A star has been born, I have no doubt, but his overall form this season has been very unpredictable, and he’s only played at the Crucible once before, when losing in the first round to Selby in 2019. He’ll put that right soon enough, but he would need to take another huge step forward to become world champion this year and, on balance, I think he’s best left alone.

And so it all comes back to O’Sullivan, who to my eye producing his best snooker of the season at the Tour Championship, recaptured a good deal of his old magic to go with a greater level of consistent, tough match-play snooker that is always such an asset at the World Championship. He might just be peaking in time for his date with destiny and that record-equalling seventh world title.

World Snooker Championship 2022: Draw and tournament bracket

  • Mark Selby (1) v Jamie Jones
  • Yan Bingtao (16) v Chris Wakelin
  • Barry Hawkins (9) v Jackson Page
  • Mark Williams (8) v Michael White
  • Kyren Wilson (5) v Ding Junhui
  • Stuart Bingham (12) v Lyu Haotian
  • Anthony McGill (13) v Liam Highfield
  • Judd Trump (4) v Hossein Vafaei
  • Neil Robertson (3) v Ashley Hugill
  • Jack Lisowski (14) v Mathew Stevens
  • Luca Brecel (11) v Noppon Saengkham
  • John Higgins (6) v Thepchaiya Un-Nooh
  • Zhao Xintong (7) v Jamie Clarke
  • Shaun Murphy (10) v Stephen Maguire
  • Mark Allen (15) v Scott Donaldson
  • Ronnie O'Sullivan (2) v David Gilbert


Published at 1130 BST on 14/04/22

Related snooker links

Safer gambling

We are committed in our support of safer gambling.

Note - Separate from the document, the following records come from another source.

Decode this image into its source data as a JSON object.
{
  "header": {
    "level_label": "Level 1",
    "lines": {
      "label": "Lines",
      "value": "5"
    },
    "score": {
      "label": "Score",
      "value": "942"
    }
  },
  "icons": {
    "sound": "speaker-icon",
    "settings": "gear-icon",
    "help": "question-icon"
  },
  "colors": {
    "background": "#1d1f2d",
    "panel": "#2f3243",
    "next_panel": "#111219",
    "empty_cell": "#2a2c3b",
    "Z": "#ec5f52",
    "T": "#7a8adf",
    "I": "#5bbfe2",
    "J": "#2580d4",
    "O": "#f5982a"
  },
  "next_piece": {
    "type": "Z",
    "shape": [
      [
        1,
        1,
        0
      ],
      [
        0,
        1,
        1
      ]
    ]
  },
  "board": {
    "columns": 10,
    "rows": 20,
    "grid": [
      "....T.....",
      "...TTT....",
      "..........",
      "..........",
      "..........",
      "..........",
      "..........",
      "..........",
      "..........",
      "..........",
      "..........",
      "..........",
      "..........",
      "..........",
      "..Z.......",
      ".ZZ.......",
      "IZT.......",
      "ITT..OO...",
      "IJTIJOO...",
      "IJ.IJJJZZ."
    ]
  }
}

Recommended bets are advised to over-18s and we strongly encourage readers to wager only what they can afford to lose.

If you are concerned about your gambling, please call the National Gambling Helpline / GamCare on 0808 8020 133.

Further support and information can be found at and siding with overs.

Like what you've read?


Sporting Life
Join for free!
Access to exclusive features all for FREE - No monthly subscription fee
Race Replays
My stable horse tracker
giftOffers and prize draws
newsExclusive content

Next Off

Fixtures & Results

Fetching latest games....